From 1927-1935 Breton was a member of the French Communist Party from which he was expelled after expressing his disgust with Joseph Stalin and mass executions of intellectuals in the USSR. However, he continued his association with such prominent communists as Leon Trotsky and artist Diego Rivera. The three were traveling together and remained friends during the 1930's. They co-wrote a Manifesto of Independent Revolitionary Art which called for complete freedom of art. During the Second World War Breton became a refugee in the United States. In 1941 he came to New York and founded the magazine VVV with Marcel Duchamp and Max Ernst. In 1942 Breton gave a lecture at Yale on Surrealism helped organize the important Surrealist Exhibition at Yale, which stimulated development of the American Pop-Art. At that time his friendship with Salvador Dalí suffered the first blow, because Dali declared: "I am Surrealism!" After WWII Breton returned to France and continued writing poetry and prose.

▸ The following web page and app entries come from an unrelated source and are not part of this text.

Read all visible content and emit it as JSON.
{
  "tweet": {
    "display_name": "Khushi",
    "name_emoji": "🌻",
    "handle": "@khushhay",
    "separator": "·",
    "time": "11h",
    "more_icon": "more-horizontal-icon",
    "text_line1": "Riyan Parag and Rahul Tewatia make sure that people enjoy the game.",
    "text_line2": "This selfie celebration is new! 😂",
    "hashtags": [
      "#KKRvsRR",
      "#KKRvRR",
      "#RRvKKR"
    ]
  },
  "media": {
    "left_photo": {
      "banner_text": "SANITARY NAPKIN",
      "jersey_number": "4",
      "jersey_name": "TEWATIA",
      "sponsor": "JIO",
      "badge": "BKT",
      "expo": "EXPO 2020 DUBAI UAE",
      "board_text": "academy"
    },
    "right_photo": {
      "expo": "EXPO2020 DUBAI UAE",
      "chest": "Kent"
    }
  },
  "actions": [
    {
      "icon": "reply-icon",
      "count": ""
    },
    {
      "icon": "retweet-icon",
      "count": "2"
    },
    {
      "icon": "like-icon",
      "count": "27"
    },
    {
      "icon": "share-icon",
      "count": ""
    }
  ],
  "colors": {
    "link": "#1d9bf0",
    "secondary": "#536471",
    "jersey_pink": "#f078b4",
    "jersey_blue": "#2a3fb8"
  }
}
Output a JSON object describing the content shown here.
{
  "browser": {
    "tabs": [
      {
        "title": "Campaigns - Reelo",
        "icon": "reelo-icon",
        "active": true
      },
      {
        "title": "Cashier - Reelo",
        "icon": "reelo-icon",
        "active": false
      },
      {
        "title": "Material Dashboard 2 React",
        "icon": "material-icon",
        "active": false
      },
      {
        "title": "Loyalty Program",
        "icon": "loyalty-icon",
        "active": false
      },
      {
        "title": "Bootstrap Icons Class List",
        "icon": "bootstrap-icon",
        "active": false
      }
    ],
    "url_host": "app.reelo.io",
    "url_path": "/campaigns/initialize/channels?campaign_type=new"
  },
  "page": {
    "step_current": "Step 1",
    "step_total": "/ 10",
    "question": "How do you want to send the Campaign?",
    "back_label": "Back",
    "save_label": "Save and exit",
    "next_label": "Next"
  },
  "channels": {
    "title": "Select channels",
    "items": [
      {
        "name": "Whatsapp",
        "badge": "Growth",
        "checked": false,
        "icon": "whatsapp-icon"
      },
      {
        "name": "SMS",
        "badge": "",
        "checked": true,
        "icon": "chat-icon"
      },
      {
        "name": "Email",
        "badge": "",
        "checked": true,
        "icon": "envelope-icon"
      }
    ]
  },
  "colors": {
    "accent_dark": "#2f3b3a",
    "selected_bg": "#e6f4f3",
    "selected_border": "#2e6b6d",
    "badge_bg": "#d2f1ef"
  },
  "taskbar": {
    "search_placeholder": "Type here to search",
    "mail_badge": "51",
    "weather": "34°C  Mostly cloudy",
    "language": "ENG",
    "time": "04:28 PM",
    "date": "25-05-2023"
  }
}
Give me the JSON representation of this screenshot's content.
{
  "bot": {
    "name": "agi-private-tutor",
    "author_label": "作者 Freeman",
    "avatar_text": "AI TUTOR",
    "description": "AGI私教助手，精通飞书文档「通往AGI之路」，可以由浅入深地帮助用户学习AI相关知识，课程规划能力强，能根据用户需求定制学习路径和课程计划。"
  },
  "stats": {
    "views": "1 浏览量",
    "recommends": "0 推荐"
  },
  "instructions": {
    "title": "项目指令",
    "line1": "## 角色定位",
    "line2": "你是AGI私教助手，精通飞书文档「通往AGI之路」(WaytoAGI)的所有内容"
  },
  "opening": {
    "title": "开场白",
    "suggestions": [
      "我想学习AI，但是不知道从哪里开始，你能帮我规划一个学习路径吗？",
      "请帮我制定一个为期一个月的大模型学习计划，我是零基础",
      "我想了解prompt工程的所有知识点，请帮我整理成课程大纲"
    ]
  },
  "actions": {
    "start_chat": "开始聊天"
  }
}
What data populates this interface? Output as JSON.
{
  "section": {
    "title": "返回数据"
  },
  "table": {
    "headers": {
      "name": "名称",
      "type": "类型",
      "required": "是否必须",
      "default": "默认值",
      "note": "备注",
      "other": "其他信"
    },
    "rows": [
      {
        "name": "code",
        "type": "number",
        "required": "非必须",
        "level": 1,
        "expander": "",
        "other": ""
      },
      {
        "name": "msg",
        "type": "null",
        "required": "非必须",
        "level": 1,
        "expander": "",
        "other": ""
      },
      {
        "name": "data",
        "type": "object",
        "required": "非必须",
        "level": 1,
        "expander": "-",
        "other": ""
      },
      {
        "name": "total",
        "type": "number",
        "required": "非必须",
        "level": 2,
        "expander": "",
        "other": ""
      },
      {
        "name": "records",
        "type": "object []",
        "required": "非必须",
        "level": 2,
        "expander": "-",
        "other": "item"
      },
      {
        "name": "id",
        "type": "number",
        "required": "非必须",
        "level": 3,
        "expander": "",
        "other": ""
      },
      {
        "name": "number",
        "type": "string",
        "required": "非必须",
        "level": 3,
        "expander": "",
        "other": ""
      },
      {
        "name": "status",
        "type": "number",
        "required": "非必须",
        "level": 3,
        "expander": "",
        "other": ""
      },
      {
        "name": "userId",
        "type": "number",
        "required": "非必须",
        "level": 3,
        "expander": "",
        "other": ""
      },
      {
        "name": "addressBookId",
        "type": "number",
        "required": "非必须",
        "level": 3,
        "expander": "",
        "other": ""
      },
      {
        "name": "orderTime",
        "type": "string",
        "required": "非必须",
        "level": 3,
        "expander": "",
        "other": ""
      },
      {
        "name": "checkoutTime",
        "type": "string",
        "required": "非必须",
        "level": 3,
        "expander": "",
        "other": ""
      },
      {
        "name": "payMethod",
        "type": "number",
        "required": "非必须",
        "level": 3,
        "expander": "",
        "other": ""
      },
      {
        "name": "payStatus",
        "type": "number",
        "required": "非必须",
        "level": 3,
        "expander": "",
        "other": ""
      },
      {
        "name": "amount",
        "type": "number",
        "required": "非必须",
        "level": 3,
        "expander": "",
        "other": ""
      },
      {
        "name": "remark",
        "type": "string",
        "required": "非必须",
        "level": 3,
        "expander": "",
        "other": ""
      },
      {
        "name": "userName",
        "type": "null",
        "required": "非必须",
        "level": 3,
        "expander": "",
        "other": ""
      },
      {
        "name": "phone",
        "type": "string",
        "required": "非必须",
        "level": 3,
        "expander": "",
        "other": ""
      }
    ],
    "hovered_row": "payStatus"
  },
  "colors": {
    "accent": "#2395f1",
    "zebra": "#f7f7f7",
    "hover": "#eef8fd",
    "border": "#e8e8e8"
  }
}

André Breton's works include the novels Nadja (1928) and L'Amour Fou (1937), as well as essays and collections of poetry, of which his last work, 'Constellations' (1959), paralleled his poems with the art of Joan Miró. Breton was also known for his risqué and unusual humorous behavior. He staged humorous fights at parties and invented various grotesque jokes, which were explained by him as an essential part of Surrealism, amongst the boring world, in which he was rivaled by Salvador Dalí. Breton was widely regarded as the founder of Surrealism. He died of a lung disease on September 28, 1966, in Paris, and was laid to rest in Cimetiere des Batignolles in Paris, France.
- IMDb Mini Biography By: Steve Shelokhonov
|Elisabeth Bindhoff||(20 August 1945 - 28 September 1966) ( his death)|
|Jacqueline Lamba||(August 1934 - ?) ( divorced) ( 1 child)|
|Simone Kahn||(September 1921 - 1931) ( divorced)|